As the light of summer fades, a delicate charmer beams from the Garden's shadows.
Small, orchidlike flowers, speckled with white and shades of purple, sparkle above tall stems of glossy green foliage. Most other perennials have finished blooming. Trees are going dormant and preparing to drop their leaves. But this beauty is just getting started.
The only thing that isn't lovely about this plant is its name: the toad lily.
You can see why the mottled coloration of the flowers might remind some unpoetic soul of a toad. And like toads, these plants prefer shady, moist places. But they have far more charisma.
Toad lilies (members of the genus Tricyrtis) are hardy perennials native to ravines and woodland edges in India, China, Japan, and other parts of Asia. In nature they grow amid tall grass, but in the garden they form well-behaved clumps, largely untroubled by disease or pests.
They can be found beginning to bloom in about mid-September in the English Walled Garden.
In 2001, Richard Hawke, manager of Plant Evaluation at the Garden, reported on a ten-year study of 24 kinds of Tricyrtis, writing that "uncommon beauty, late-season blooms and adaptability to shade give the toad lilies exceptional garden merit."
The top performer in that study was Tricyrtis formosana, which has abundant purple-and-white blooms held high on 36- to 40-inch stalks. Another good species was the shorter Tricyrtis hirta.
At the time, toad lilies were not well known among gardeners. But in recent years they have become easier to find in garden centers and a number of cultivars are available. Most begin blooming in September or October, depending on the cultivar and the weather, and keep it up for three or four weeks or until they are wilted by frost.
Some, such as Tricyrtis formosana, have their blooms clustered at the top of the stalk, like daylilies. Others, such as Tricyrtis 'Lightning Strike', have their flowers marching down an arched stem. 'Lightning Strike' also has its green leaves intriguingly streaked with gold.
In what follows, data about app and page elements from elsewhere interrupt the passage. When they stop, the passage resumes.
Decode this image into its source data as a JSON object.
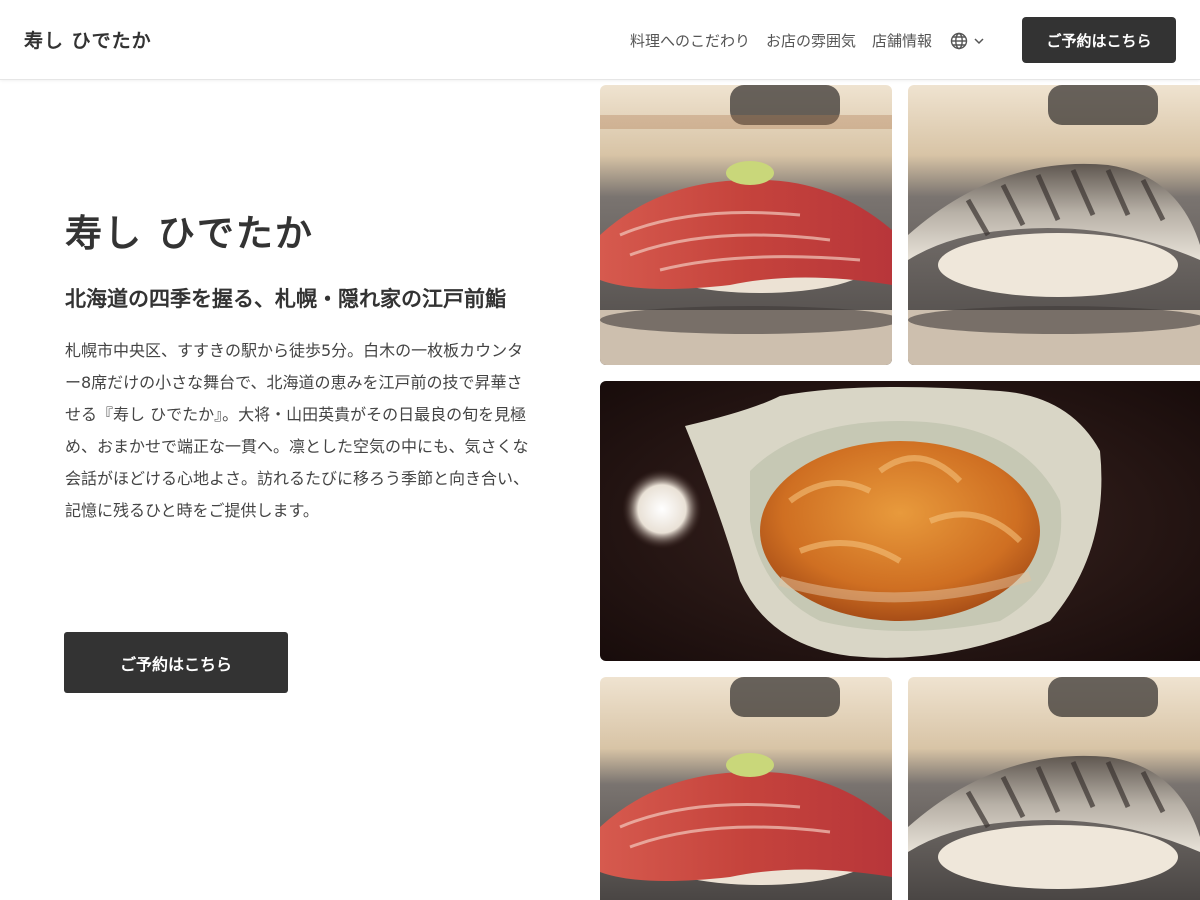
{
  "header": {
    "brand": "寿し ひでたか",
    "nav": [
      {
        "label": "料理へのこだわり"
      },
      {
        "label": "お店の雰囲気"
      },
      {
        "label": "店舗情報"
      }
    ],
    "language_icon": "globe-icon",
    "language_caret_icon": "chevron-down-icon",
    "cta_label": "ご予約はこちら"
  },
  "hero": {
    "title": "寿し ひでたか",
    "subtitle": "北海道の四季を握る、札幌・隠れ家の江戸前鮨",
    "description": "札幌市中央区、すすきの駅から徒歩5分。白木の一枚板カウンター8席だけの小さな舞台で、北海道の恵みを江戸前の技で昇華させる『寿し ひでたか』。大将・山田英貴がその日最良の旬を見極め、おまかせで端正な一貫へ。凛とした空気の中にも、気さくな会話がほどける心地よさ。訪れるたびに移ろう季節と向き合い、記憶に残るひと時をご提供します。",
    "cta_label": "ご予約はこちら"
  },
  "gallery": [
    {
      "subject": "tuna-nigiri"
    },
    {
      "subject": "kohada-nigiri"
    },
    {
      "subject": "uni-bowl"
    },
    {
      "subject": "tuna-nigiri"
    },
    {
      "subject": "kohada-nigiri"
    }
  ],
  "colors": {
    "primary_button": "#333333",
    "text": "#333333",
    "background": "#ffffff"
  }
}
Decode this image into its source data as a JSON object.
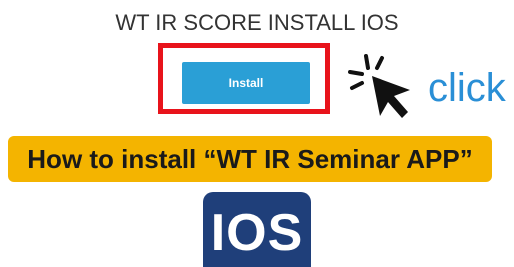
{
  "page": {
    "title": "WT IR SCORE INSTALL IOS"
  },
  "install_button": {
    "label": "Install",
    "color": "#2a9fd6"
  },
  "highlight": {
    "color": "#e8131b"
  },
  "click_hint": {
    "text": "click",
    "icon": "mouse-pointer-click-icon",
    "color": "#2a8fd6"
  },
  "banner": {
    "text": "How to install “WT IR Seminar APP”",
    "color": "#f4b400"
  },
  "ios_badge": {
    "text": "IOS",
    "color": "#1f3f7a"
  }
}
Toad lilies need soil that is rich in organic matter, part- to full shade and consistent moisture, according to Boyce Tankersley, director of Living Plant Documentation. "Those soils can't be saturated like a bog, but they have to be kept moist," he says.
The plants need no staking or deadheading. In good, light, organically rich soil, they need no fertilizing. A layer of mulch will help keep the soil steadily moist, although it should not be piled against the stems. Toad lilies are easy to multiply by division: A clump can be split in spring and be ready to bloom by late summer.
These plants do have one flaw, at least from a gardener's point of view: deer and rabbits find them tasty, according to Tankersley. "I plant mine in amongst the hostas so the deer eat the hostas before they get to the tricyrtis," he says.
All the shade standards are good companions for toad lilies: hostas, ferns, Solomon's seal, sedges, brunnera, and lungwort. Or plant them among spring bulbs and ephemeral wildflowers such as Virginia bluebells. As the spring bloomers' foliage goes dormant, the toad lilies' stately stems will take over.
Color is all around in the Garden in September: crocuslike pink colchicum, New England asters in pinks and blues, golden waving grasses, purple callicarpa berries, the first tree foliage tinted with yellow and red. But toad lilies are the stars of the shade.
They are particularly engaging by a path or sidewalk where you pass them every day. As the days grow short and the shade deepens, their undaunted bloom keeps spirits bright.